Children are being pushed towards violent street gangs by a social care system that focuses money on a small number of the most serious cases, the Children’s Commissioner for England has warned.
A report commissioned by Anne Longfield found that £4.3 billion – around half of the children’s services budget in England – was spent on just 73,000 children last year.
In contrast the other half of the £8.6 billion funding was covering programmes for 11.7 million children, the analysis by the Institute for Fiscal Studies showed.
While every child should receive the support they need, the economic and social costs of this current strategy are unsustainable Anne Longfield
It came as Mrs Longfield also warned of the need to tackle addictive algorithms used by social media firms, which risk keeping children hooked on the internet.
“It’s set up to keep us dependent, and part of what I hope to see in the next phase is to break that dependency so that children have the chance to make positive, informed choices about what they do when they are on it,” she told the Telegraph.
“I would remove algorithms from any content for children up to the age of 15.”
The report was released on Tuesday at a time when gang violence is in the spotlight after a wave of shooting and stabbing murders in London, sparking a debate on police numbers and help for children and families.
Public Spending on Children in England: 2000 to 2020, found that while the overall level of public spending on children has been maintained over the last two decades, almost three quarters (72%) of children’s services budgets were now focused on “those in severe need”.
It revealed that the number of emergency care cases, and money spent, rose sharply following the Baby P scandal in 2007.
Baby P – Peter Connelly – died after months of abuse at the hands of his mother Tracey Connelly, her boyfriend Steven Barker, and his brother Jason Owen, despite being on the at-risk register and receiving 60 visits from social workers, police and health professionals over eight months.

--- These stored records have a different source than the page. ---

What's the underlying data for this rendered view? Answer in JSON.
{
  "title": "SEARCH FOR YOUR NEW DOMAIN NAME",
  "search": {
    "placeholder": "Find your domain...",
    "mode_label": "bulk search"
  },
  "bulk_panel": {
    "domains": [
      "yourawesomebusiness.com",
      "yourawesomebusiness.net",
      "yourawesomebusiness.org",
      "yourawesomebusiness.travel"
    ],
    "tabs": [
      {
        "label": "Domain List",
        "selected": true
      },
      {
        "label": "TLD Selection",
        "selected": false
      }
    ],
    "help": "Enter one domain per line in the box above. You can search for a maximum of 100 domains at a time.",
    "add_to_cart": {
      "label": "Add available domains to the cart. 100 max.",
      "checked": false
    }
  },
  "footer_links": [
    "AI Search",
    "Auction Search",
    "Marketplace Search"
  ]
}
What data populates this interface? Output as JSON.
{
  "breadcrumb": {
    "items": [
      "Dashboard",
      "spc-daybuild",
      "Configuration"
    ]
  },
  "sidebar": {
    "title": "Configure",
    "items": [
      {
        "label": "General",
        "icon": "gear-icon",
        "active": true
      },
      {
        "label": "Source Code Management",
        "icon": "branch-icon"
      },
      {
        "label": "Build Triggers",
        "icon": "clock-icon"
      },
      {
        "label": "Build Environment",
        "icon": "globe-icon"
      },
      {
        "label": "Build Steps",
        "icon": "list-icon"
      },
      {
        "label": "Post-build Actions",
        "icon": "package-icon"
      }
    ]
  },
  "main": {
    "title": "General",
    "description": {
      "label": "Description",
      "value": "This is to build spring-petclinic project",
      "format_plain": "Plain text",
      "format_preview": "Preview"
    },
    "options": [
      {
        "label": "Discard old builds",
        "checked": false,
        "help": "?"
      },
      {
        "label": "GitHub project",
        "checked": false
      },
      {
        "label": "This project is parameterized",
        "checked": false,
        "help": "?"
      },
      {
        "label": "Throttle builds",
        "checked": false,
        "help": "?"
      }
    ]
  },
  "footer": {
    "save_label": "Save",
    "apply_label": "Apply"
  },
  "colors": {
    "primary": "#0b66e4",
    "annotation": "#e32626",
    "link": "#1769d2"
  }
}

The report found that because councils had a legal duty to run often high-cost “responsive” schemes at a time of local authority budget squeezes, funding for more preventative measures that were often optional had been cut.
Mrs Longfield warned that the economic and social cost of this was “unsustainable” and called for the Government to make changes in 2019’s Spending Review.
She said: “While every child should receive the support they need, the economic and social costs of this current strategy are unsustainable.
“The cost to the state is ultimately greater than it should be and the cost to those vulnerable children missing out on support will last a lifetime.
“Every day we are seeing the consequences of helping children too late – in pressures on the family courts system, special schools and the care system and in the spiralling numbers of school exclusions and the consequent increase in younger and younger children linked to violent street gangs.
“I hope this analysis will help to move the debate on from one simply about the amount we spend on children, to a debate about how we spend it.”
Councils across the country have worked incredibly hard to protect funding for the most vulnerable in our communities Councillor Richard Watts
The report found that the number of Looked After Children (LAC) cases, those in residential or foster care, or being handled by adoption services, rose from 60,000 in 2008 to 73,000 last year.
Between the 2009-2010 and 2016-2017 financial year spending on LACs rose by 22%, the report found.
But at the same time, spending on Sure Start and “young people’s services” fell by about 60% over the same period, from £1.7 billion to £0.7 billion and £1.4 billion to £0.5 billion respectively.
It noted: “Existing evidence already suggests that children with the most complex needs tend to come into care at a later age, and subsequently have the most costly care pathways, whilst many preventative services tend to be lower cost in the long run.
“Thus, the reduction in spending on programmes such as Sure Start and young people’s services could push up costs in the long run.”
Some 30% of children were deemed as living in poverty in 2016-2017, the report added, compared to 16% of pensioners.
On Monday, Mayor of London Sadiq Khan urged Home Secretary Sajid Javid to immediately make good on his pledge to secure extra funding for the police force.
The Metropolitan Police has launched 74 homicide investigations since the beginning of 2018 – sparking fears that this could be the bloodiest year in the capital for more than a decade.
Sadiq Khan said waiting for the Government’s comprehensive spending review next year would be too late as the Met struggles with escalating gun and knife crime.
Councillor Richard Watts, chairman of the Local Government Association’s children and young people board, said: “Councils across the country have worked incredibly hard to protect funding for the most vulnerable in our communities despite significant and ongoing government funding cuts, and continue to provide essential help and support for thousands of children and families every day.
“However this report paints a stark picture of the reality facing councils, who cannot keep providing this standard of support without being forced to take difficult decisions and cut back on early intervention services which help to prevent children entering the care system in the first place.”